REQUIREMENT:
Beginning with the line that has "Give me the", reproduce each remaining line of the data exactly, down to and including the last.

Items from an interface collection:
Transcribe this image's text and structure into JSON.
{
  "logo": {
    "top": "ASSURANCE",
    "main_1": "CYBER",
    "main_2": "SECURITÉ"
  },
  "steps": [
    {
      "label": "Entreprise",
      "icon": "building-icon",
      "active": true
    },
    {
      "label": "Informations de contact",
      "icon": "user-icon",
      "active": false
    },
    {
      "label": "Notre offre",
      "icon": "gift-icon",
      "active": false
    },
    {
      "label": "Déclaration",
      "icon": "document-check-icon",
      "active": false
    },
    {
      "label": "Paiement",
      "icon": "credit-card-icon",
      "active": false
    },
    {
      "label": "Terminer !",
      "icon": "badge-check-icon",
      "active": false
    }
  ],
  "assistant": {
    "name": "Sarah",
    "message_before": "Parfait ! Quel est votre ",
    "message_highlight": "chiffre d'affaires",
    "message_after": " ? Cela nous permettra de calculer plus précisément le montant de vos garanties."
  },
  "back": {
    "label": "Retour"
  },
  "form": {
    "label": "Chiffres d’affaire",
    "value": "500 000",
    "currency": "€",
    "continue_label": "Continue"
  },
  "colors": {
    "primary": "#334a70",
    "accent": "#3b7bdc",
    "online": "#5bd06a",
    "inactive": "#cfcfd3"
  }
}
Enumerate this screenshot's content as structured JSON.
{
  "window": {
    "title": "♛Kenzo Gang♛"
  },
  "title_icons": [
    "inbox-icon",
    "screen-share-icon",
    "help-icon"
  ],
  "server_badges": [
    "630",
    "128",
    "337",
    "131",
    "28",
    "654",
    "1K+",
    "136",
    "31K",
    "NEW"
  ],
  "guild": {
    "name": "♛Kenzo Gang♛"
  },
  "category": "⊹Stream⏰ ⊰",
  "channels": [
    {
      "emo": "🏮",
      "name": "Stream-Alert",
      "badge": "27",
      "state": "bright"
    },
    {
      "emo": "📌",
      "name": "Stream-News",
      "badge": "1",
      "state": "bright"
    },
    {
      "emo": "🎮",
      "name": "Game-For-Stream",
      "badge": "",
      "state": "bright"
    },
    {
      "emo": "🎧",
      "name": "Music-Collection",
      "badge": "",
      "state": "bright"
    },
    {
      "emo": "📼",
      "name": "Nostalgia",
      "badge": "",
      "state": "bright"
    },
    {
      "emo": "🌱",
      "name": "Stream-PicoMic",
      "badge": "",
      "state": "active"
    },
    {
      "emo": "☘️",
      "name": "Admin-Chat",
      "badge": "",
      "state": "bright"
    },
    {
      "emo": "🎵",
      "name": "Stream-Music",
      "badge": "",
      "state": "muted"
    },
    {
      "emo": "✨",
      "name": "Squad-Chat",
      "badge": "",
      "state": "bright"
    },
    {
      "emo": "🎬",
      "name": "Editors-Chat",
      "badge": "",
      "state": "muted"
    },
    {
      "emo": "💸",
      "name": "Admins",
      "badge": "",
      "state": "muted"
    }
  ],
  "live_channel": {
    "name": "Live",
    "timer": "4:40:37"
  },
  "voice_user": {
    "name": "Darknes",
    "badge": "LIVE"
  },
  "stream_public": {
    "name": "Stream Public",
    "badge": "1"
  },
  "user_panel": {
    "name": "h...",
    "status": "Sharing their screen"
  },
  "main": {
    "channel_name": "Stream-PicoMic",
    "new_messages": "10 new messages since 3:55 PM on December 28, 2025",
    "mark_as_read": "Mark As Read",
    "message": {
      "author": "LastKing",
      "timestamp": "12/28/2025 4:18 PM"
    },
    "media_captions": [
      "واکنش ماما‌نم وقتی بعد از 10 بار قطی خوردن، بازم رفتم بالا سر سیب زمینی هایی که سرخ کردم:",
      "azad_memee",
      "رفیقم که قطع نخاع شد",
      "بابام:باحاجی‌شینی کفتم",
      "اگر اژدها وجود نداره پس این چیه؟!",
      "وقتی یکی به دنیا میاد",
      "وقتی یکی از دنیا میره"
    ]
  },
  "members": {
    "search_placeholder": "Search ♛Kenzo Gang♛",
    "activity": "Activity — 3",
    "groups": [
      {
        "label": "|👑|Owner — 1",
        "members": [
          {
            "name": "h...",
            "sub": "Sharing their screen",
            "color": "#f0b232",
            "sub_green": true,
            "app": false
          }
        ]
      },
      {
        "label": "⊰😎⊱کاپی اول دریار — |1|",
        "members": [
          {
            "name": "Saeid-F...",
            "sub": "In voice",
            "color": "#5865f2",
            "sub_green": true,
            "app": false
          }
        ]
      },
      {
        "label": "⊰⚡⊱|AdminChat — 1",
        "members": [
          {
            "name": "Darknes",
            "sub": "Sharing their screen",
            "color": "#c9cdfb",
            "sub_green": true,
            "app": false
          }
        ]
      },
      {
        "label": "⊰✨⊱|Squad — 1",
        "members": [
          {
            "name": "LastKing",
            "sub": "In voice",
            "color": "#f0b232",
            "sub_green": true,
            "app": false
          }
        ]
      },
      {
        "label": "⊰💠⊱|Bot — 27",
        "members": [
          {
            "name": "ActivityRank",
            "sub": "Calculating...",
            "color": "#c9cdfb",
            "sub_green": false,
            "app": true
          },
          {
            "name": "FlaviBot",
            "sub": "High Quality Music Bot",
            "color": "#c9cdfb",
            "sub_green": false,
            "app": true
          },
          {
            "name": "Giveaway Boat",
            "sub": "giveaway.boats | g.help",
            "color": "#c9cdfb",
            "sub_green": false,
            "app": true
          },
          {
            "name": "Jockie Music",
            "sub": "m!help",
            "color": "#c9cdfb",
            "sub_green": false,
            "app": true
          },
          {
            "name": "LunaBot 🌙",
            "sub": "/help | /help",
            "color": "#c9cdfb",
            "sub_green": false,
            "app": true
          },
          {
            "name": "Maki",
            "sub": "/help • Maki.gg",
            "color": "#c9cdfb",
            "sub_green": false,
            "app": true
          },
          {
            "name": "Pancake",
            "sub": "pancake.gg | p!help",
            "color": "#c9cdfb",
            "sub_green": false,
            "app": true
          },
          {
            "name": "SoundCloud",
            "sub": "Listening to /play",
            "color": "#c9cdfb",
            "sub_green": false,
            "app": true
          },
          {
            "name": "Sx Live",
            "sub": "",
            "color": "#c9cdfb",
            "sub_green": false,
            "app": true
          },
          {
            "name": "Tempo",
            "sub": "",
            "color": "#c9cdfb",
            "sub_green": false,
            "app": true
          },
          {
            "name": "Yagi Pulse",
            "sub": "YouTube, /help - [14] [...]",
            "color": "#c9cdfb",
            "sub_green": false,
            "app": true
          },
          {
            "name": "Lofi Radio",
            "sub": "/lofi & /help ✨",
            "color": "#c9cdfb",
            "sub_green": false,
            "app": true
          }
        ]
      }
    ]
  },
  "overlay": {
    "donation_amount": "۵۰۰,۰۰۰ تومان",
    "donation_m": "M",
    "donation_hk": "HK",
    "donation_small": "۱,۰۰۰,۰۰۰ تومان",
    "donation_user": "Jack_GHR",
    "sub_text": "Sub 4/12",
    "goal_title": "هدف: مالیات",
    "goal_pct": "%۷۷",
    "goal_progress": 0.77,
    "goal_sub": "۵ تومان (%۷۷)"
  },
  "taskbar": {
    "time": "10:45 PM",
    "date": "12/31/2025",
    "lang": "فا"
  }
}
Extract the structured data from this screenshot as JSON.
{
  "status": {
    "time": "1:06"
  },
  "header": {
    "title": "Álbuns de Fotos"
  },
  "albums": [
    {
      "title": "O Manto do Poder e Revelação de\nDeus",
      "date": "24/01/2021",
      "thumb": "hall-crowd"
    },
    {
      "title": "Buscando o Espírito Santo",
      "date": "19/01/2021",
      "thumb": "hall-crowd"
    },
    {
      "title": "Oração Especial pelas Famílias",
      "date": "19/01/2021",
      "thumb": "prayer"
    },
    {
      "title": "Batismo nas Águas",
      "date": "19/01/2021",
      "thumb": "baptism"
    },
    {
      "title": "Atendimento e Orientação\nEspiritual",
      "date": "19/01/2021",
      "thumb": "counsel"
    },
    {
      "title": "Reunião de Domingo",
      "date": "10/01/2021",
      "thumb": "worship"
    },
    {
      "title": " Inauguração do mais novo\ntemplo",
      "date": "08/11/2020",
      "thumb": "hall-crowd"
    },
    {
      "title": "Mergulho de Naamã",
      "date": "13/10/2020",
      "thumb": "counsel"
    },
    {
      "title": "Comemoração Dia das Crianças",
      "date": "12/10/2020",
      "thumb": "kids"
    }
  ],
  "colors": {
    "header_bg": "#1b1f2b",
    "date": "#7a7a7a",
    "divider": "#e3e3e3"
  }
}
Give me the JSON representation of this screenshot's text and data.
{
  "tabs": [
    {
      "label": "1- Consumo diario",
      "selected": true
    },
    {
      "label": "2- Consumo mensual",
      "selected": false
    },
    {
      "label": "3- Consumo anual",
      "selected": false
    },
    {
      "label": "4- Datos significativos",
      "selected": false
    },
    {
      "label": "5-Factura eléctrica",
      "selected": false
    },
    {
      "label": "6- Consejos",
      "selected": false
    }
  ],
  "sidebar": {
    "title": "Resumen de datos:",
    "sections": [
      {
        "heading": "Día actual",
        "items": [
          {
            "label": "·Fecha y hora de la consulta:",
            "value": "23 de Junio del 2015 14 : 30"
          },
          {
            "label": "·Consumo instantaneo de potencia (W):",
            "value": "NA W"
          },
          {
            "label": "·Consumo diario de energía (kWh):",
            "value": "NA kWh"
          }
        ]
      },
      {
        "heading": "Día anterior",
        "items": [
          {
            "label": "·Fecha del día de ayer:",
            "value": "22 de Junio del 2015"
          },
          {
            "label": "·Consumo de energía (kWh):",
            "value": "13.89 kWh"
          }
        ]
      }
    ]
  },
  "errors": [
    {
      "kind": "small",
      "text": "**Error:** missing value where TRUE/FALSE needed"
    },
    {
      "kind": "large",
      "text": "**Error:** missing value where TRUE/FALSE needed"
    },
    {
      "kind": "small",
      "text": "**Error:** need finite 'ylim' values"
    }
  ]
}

OUTPUT OF THE TASK:
Give me the JSON representation of this screenshot's text and data.
{
  "tabs": [
    {
      "label": "1- Consumo diario",
      "selected": true
    },
    {
      "label": "2- Consumo mensual",
      "selected": false
    },
    {
      "label": "3- Consumo anual",
      "selected": false
    },
    {
      "label": "4- Datos significativos",
      "selected": false
    },
    {
      "label": "5-Factura eléctrica",
      "selected": false
    },
    {
      "label": "6- Consejos",
      "selected": false
    }
  ],
  "sidebar": {
    "title": "Resumen de datos:",
    "sections": [
      {
        "heading": "Día actual",
        "items": [
          {
            "label": "·Fecha y hora de la consulta:",
            "value": "23 de Junio del 2015 14 : 30"
          },
          {
            "label": "·Consumo instantaneo de potencia (W):",
            "value": "NA W"
          },
          {
            "label": "·Consumo diario de energía (kWh):",
            "value": "NA kWh"
          }
        ]
      },
      {
        "heading": "Día anterior",
        "items": [
          {
            "label": "·Fecha del día de ayer:",
            "value": "22 de Junio del 2015"
          },
          {
            "label": "·Consumo de energía (kWh):",
            "value": "13.89 kWh"
          }
        ]
      }
    ]
  },
  "errors": [
    {
      "kind": "small",
      "text": "**Error:** missing value where TRUE/FALSE needed"
    },
    {
      "kind": "large",
      "text": "**Error:** missing value where TRUE/FALSE needed"
    },
    {
      "kind": "small",
      "text": "**Error:** need finite 'ylim' values"
    }
  ]
}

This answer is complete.